Exercise aim: Each line of the listing below must be retyped as given.
* * * *
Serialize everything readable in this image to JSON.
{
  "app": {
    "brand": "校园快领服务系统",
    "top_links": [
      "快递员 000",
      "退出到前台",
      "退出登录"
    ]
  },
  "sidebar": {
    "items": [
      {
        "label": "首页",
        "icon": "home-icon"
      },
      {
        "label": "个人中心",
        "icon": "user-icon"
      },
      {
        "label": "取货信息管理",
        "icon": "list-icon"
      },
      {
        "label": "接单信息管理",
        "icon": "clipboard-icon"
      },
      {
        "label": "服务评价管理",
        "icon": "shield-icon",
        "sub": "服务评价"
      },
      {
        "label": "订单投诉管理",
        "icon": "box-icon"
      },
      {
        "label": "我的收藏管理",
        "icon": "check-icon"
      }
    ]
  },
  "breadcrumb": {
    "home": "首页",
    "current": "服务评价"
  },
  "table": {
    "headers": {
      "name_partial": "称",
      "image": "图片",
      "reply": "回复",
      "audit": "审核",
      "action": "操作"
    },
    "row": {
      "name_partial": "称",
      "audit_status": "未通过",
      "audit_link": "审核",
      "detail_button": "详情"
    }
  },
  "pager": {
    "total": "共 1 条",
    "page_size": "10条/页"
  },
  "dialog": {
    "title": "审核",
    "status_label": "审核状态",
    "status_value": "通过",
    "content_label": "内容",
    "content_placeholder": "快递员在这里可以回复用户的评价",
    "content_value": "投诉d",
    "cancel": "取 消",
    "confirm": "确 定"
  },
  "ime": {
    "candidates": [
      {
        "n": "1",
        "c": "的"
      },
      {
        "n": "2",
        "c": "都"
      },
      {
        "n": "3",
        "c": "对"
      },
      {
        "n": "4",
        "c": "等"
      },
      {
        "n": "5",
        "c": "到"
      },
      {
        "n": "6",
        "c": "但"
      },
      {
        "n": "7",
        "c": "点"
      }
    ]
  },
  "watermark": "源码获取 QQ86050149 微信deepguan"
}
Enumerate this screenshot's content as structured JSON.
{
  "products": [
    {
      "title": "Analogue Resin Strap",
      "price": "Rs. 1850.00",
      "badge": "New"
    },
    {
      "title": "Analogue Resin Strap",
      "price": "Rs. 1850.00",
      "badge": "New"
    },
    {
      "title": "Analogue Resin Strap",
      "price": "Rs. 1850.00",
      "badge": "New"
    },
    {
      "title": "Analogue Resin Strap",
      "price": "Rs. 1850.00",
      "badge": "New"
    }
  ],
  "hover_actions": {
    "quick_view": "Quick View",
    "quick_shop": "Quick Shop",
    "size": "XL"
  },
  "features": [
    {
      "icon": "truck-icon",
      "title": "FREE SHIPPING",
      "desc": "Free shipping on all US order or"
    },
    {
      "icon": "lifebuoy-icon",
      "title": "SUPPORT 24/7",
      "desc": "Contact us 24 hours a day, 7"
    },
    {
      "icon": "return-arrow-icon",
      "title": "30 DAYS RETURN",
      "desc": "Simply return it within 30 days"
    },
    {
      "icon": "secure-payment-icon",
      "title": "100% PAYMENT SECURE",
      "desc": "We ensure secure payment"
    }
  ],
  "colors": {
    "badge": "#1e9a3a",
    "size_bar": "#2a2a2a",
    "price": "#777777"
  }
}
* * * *
Answer space:
Serialize everything readable in this image to JSON.
{
  "app": {
    "brand": "校园快领服务系统",
    "top_links": [
      "快递员 000",
      "退出到前台",
      "退出登录"
    ]
  },
  "sidebar": {
    "items": [
      {
        "label": "首页",
        "icon": "home-icon"
      },
      {
        "label": "个人中心",
        "icon": "user-icon"
      },
      {
        "label": "取货信息管理",
        "icon": "list-icon"
      },
      {
        "label": "接单信息管理",
        "icon": "clipboard-icon"
      },
      {
        "label": "服务评价管理",
        "icon": "shield-icon",
        "sub": "服务评价"
      },
      {
        "label": "订单投诉管理",
        "icon": "box-icon"
      },
      {
        "label": "我的收藏管理",
        "icon": "check-icon"
      }
    ]
  },
  "breadcrumb": {
    "home": "首页",
    "current": "服务评价"
  },
  "table": {
    "headers": {
      "name_partial": "称",
      "image": "图片",
      "reply": "回复",
      "audit": "审核",
      "action": "操作"
    },
    "row": {
      "name_partial": "称",
      "audit_status": "未通过",
      "audit_link": "审核",
      "detail_button": "详情"
    }
  },
  "pager": {
    "total": "共 1 条",
    "page_size": "10条/页"
  },
  "dialog": {
    "title": "审核",
    "status_label": "审核状态",
    "status_value": "通过",
    "content_label": "内容",
    "content_placeholder": "快递员在这里可以回复用户的评价",
    "content_value": "投诉d",
    "cancel": "取 消",
    "confirm": "确 定"
  },
  "ime": {
    "candidates": [
      {
        "n": "1",
        "c": "的"
      },
      {
        "n": "2",
        "c": "都"
      },
      {
        "n": "3",
        "c": "对"
      },
      {
        "n": "4",
        "c": "等"
      },
      {
        "n": "5",
        "c": "到"
      },
      {
        "n": "6",
        "c": "但"
      },
      {
        "n": "7",
        "c": "点"
      }
    ]
  },
  "watermark": "源码获取 QQ86050149 微信deepguan"
}
Enumerate this screenshot's content as structured JSON.
{
  "products": [
    {
      "title": "Analogue Resin Strap",
      "price": "Rs. 1850.00",
      "badge": "New"
    },
    {
      "title": "Analogue Resin Strap",
      "price": "Rs. 1850.00",
      "badge": "New"
    },
    {
      "title": "Analogue Resin Strap",
      "price": "Rs. 1850.00",
      "badge": "New"
    },
    {
      "title": "Analogue Resin Strap",
      "price": "Rs. 1850.00",
      "badge": "New"
    }
  ],
  "hover_actions": {
    "quick_view": "Quick View",
    "quick_shop": "Quick Shop",
    "size": "XL"
  },
  "features": [
    {
      "icon": "truck-icon",
      "title": "FREE SHIPPING",
      "desc": "Free shipping on all US order or"
    },
    {
      "icon": "lifebuoy-icon",
      "title": "SUPPORT 24/7",
      "desc": "Contact us 24 hours a day, 7"
    },
    {
      "icon": "return-arrow-icon",
      "title": "30 DAYS RETURN",
      "desc": "Simply return it within 30 days"
    },
    {
      "icon": "secure-payment-icon",
      "title": "100% PAYMENT SECURE",
      "desc": "We ensure secure payment"
    }
  ],
  "colors": {
    "badge": "#1e9a3a",
    "size_bar": "#2a2a2a",
    "price": "#777777"
  }
}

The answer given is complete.